15 people found this helpful
on 3 June 2006
Perhaps for a beginner this summary of Portuguese grammar would be a help - in its favour it's clearly laid out and pretty comprehensive in its coverage. For a beginner who needs an introduction to the rules of the language perhaps it has some use, although even then I would say that Silva's Essential Portuguese Grammar - weighing in at 100 pages - has *all* the useful information contained in this volume.
What gets me is that the section on verbs - the most complex and difficult part of the grammar - shows no intelligent understanding on the part of the authors. For example, one of the reasons I bought a meatier grammar like this was in the expectation that there would be an explanation of the difference between the present subjunctive and future subjunctive - a point which has always confused me. The book helpfully explains that the present subjunctive is for "actions referring to a present/future situation" while the future subjunctive is for "eventuality of a future action". It then goes on to say that it often follows words referring to a future or uncertain action e.g. se (if), but you can't use rules of thumb like that because both other subjunctive tenses and indeed the indicative can follow se. The authors waste a lot of space groping towards an explanation by using examples when what the reader needs is an understanding of the conceptual difference between the tenses. A quick look in Manuela Cook's excellent "Portuguese Verbs Explained" made everything clear: "[the future subjunctive should be used when] from the speaker's point of view, action will materialize or not depending on someone else's decision." It is possible to be clear and concise *and* explain how the language *works* not just how it *looks*.

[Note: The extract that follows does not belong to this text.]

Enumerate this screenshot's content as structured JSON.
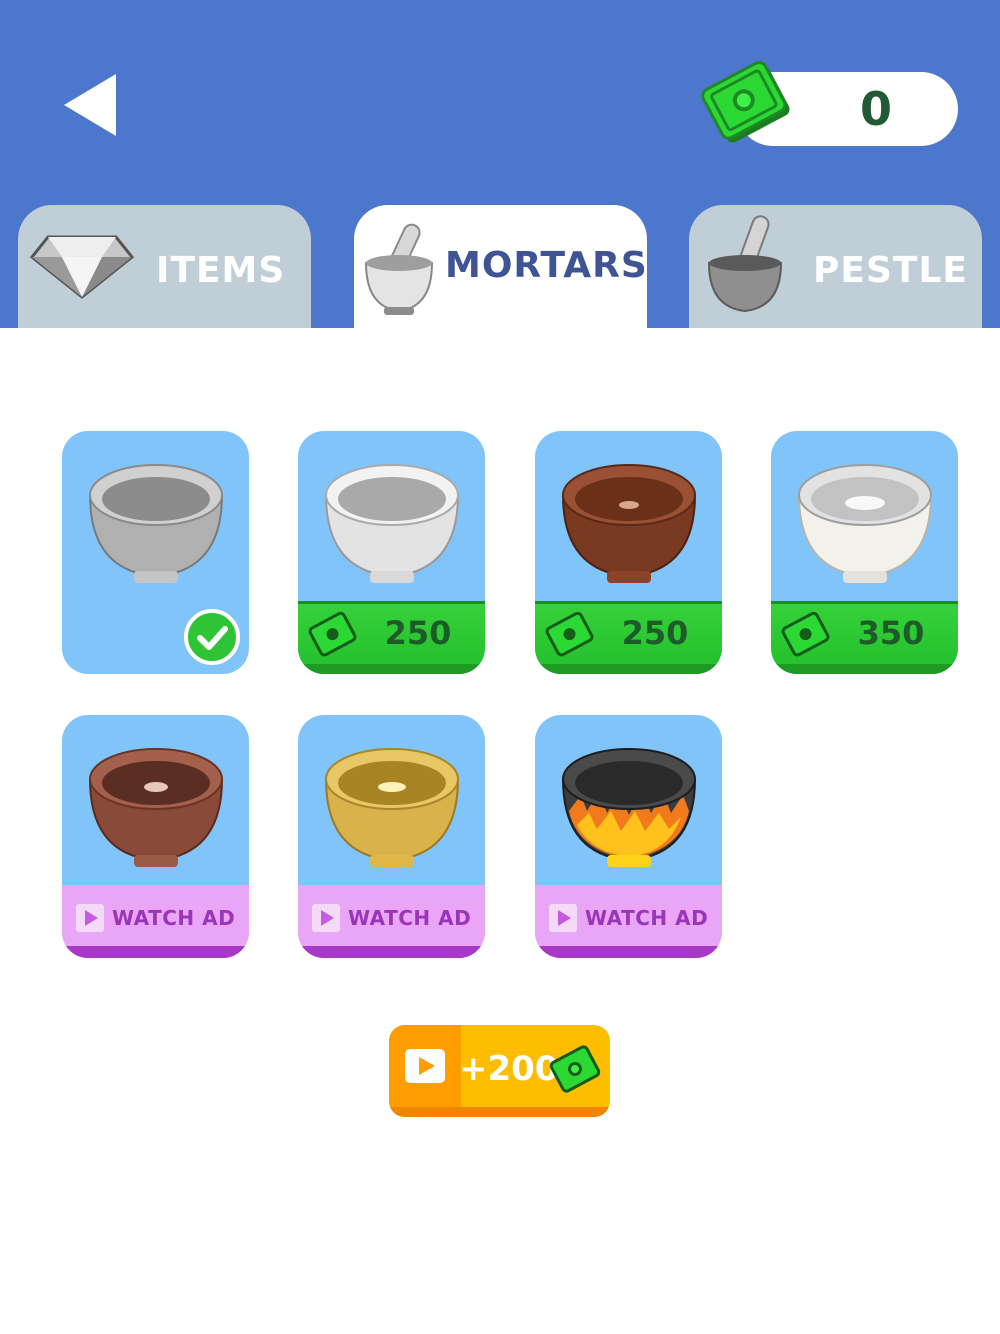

The other thing that annoys me about this book is that space is filled with lengthy and irrelevant vocabulary lists which are of little value. Firstly because they spell out the absolutely obvious e.g. "Está de acordo? - Do you agree?" and immediately below it "Não está de acordo? - Don't you agree?". Secondly it includes usages like this: "O que e isto? - What's this?" failing to warn the reader that in Brazil saying isto rather than isso is going to sound similar to "Dost thou know where the bus stop is?". Brazilian variants are treated in a separate section - of limited use because you have to learn the more extensive European version first, and then how Brazilian differs. Either do as Silva does and explain the variants together - thus guaranteeing that no points like this can be missed by the reader - or as Cook does and explain Brazilian as the standard, and treat the more complex Portuguese version as an extension. After all 89% of Portuguese speakers speak Brazilian dialect, and *100%* understand it (not true of Continental dialect).
So in conclusion... beginners: handle with care. Those with any prior knowledge of the language: avoid like the plague.